* Cromwelliana, 14th February, &c.
| Commons Journals, vi., 146.
cord Commission, had been expended upon wise labors here ! But to our
• Order.' Sir Oliver Fleming, a most gaseous but indisputable historical Figure, of uncertain genesis, uncertain habitat, glides through the old Books as · Master of the Ceremonies,'—master of one knows not well what. In the end of 1643 he clearly is nomi. nated • Master of the Ceremonies' by Parliament itself;* and glides out and in ever after, presiding over Dutch Ambassadors,' • Swedish Ambassadors' and such like, to the very end of the Protectorate. A Blessed Restoration, of course, relieved him from his labors. He, for the present, wants to see some Books in the late Royal Library of St. James's. This scrap of paper still lies in the British Museum.
To the Keeper of the Library of St. James's.
220 February, 1648. THESE are to will and require you, upon sight hereof, to deliver unto Sir Oliver Fleming, or to whom he shall appoint, two or three such Books as he shall choose, of which there is a double copy in the Library; to be by him disposed of 'as there shall be direction given him by the Council. Of which you are not to fail, and for which this shall be your warrant. Given at the Council of State, this 22d day of February, 1648.
In the name, and signed by Order of, the
Council of State appointed by Authority of Parliament,
(Preses pro tempore.)t There is already question of selling the late King's goods, crown-jewels, plate, and hangings,' under which latter title, we suppose, are included his Pictures, much regretted by the British connoisseur at present. They did not come actually to market till July next. I

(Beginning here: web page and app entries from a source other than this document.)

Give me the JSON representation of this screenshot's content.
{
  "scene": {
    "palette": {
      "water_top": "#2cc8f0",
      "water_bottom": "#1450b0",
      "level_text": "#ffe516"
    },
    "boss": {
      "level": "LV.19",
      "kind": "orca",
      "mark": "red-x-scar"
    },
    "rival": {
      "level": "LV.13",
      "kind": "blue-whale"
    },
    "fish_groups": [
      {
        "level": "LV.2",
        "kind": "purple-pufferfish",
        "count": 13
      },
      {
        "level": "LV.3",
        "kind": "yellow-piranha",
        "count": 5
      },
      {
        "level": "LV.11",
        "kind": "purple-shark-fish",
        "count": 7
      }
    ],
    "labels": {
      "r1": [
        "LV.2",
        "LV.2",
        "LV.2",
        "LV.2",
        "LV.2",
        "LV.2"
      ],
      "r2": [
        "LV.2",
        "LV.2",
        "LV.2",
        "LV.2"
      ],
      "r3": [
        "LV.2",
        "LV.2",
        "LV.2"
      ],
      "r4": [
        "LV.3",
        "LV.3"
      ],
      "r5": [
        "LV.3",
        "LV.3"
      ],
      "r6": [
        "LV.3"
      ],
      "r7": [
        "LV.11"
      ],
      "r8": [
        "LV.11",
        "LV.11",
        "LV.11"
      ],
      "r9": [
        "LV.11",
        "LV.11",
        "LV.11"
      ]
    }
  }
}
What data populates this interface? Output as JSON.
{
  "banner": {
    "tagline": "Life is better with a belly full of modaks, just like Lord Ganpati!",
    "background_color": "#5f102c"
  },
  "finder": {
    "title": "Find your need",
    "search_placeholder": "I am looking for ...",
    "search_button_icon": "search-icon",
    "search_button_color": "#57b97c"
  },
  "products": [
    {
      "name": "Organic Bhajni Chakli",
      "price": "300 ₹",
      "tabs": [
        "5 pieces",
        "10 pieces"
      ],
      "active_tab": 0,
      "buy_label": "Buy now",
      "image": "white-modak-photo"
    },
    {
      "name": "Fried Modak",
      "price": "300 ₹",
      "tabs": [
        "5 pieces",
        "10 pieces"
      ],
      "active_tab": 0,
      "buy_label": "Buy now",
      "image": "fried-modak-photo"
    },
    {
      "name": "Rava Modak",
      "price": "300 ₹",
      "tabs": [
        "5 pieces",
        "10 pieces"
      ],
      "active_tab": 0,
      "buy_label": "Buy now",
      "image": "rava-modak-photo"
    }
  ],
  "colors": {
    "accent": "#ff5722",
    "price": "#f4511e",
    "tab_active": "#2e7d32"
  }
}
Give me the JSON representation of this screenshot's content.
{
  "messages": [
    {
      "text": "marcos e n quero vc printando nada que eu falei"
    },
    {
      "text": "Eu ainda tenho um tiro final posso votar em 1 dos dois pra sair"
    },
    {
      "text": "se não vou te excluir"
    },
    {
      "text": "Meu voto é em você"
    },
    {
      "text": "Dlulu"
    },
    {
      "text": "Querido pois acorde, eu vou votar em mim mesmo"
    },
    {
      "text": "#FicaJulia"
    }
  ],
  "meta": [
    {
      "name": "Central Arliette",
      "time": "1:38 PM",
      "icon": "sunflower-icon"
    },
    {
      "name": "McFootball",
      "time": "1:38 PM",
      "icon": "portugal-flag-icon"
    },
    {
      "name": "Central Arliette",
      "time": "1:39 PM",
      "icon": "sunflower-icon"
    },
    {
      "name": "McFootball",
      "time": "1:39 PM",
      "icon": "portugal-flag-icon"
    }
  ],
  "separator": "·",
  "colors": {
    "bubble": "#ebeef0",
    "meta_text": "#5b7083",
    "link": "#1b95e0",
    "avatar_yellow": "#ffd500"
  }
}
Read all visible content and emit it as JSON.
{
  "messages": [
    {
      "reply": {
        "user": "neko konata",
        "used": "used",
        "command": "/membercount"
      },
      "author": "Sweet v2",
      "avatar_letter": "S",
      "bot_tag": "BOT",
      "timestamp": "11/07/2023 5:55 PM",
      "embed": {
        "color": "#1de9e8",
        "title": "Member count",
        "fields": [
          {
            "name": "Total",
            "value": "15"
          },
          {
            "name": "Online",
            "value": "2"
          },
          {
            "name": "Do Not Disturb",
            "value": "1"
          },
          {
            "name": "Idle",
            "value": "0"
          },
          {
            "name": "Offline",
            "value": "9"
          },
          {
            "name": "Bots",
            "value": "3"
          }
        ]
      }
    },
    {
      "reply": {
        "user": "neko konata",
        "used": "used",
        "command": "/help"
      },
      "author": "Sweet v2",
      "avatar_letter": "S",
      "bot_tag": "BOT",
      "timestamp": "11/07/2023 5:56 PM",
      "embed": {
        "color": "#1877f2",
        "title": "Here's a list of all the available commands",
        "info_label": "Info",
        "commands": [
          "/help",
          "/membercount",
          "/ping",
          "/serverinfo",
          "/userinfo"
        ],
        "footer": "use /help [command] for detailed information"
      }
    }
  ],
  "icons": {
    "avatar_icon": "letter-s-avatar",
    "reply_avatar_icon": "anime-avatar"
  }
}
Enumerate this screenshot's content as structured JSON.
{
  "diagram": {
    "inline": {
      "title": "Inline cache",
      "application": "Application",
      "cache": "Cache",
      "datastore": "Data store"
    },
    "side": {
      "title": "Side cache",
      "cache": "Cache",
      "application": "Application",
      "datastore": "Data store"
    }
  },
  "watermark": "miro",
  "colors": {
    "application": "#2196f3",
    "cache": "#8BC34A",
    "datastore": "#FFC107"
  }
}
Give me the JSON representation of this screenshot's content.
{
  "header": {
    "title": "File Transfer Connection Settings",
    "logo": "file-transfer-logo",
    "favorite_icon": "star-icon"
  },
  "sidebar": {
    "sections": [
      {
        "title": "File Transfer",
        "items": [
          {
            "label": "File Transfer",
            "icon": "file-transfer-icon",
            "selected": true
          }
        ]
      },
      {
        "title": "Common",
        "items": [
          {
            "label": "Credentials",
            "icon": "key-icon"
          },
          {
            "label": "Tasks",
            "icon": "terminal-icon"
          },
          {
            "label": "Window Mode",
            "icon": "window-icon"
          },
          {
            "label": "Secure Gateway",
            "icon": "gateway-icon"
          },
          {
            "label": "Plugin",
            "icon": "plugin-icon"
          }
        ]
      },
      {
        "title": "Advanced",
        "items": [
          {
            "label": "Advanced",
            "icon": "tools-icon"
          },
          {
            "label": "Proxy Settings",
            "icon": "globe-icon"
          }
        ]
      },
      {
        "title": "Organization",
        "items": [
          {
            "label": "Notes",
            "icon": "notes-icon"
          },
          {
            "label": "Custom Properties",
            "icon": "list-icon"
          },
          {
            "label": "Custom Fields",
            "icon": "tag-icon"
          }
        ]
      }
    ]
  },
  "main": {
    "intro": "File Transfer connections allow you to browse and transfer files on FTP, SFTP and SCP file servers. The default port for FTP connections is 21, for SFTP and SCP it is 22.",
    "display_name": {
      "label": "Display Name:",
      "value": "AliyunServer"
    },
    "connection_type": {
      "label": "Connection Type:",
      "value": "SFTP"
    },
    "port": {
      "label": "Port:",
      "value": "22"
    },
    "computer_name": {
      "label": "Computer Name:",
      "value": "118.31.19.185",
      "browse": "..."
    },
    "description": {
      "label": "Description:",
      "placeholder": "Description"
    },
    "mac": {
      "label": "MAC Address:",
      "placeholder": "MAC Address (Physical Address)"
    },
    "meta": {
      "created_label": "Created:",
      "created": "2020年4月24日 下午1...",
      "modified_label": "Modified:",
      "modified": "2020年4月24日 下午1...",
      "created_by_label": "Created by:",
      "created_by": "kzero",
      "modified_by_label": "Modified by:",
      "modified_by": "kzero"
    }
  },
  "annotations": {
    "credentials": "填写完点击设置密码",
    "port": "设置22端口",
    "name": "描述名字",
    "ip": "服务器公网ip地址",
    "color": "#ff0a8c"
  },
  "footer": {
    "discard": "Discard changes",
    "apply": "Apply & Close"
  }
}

* 2 November, 1643, Commons Journals, iii., 299. † Additional Ayscough mss., 12,098.
Scobell, Part ii., 46, the immense Act of Parliament for sale of them.
REVEREND Mr. Stapylton, of whom we heard once before in Edinburgh, has been down at Hursley with Mr. Richard ; Miss Dorothy received them with her blushes, with her smiles; the elder Mayors' with many civilities:' and the Marriage-treaty, as Mr. Stapylton reports, promises well.
For my very worthy Friend, Richard Mayor, Esq. : These.
London, 20th February, 1648. I received yours by Mr. Stapylton ; together with an account of the kind reception and the many civilities afforded 'to' them, *-especially to my Son, in the liberty given him to wait upon your worthy Daughter. The report of whose virtue and godliness has 80 great a place in my heart, that I think fit not to neglect anything, on my part, which may consummate a close of the business, if God please to dispose the young ones' hearts thereunto, and other suitable ordering of' affairs towards mutual satisfaction appear in the dispensation of Providence.
For which purpose, and to the end matters may be brought to as near an issue as they are capable of,—not being at liberty, by reason of public occasions, to wait upon you, nor your health, as I understand, permitting it, I thought fit to send this Gentleman, Mr. Stapylton, instructed with my mind, to see how near we may come to an understanding one of another therein. And although I could have wished the consideration of things had been between us two, it being of so near concernment,-yet Providence for the present not allowing, I desire you to give him credence on my behalf.
Sir, all things which yourself and I had in conference, at Farnham, do not occur to my memory, thorough multiplicity of business intervening. I hope I shall with a very free heart testify my readiness to that which may be expected from me.
I have no more at present: but desiring the Lord to order this affair to His glory and the comfort of His servants, I rest, ;
* To Richard Cromwell and him.
| Harris, p. 505; one of the Pusey seventeen : Signature only is in Cromwell's hand.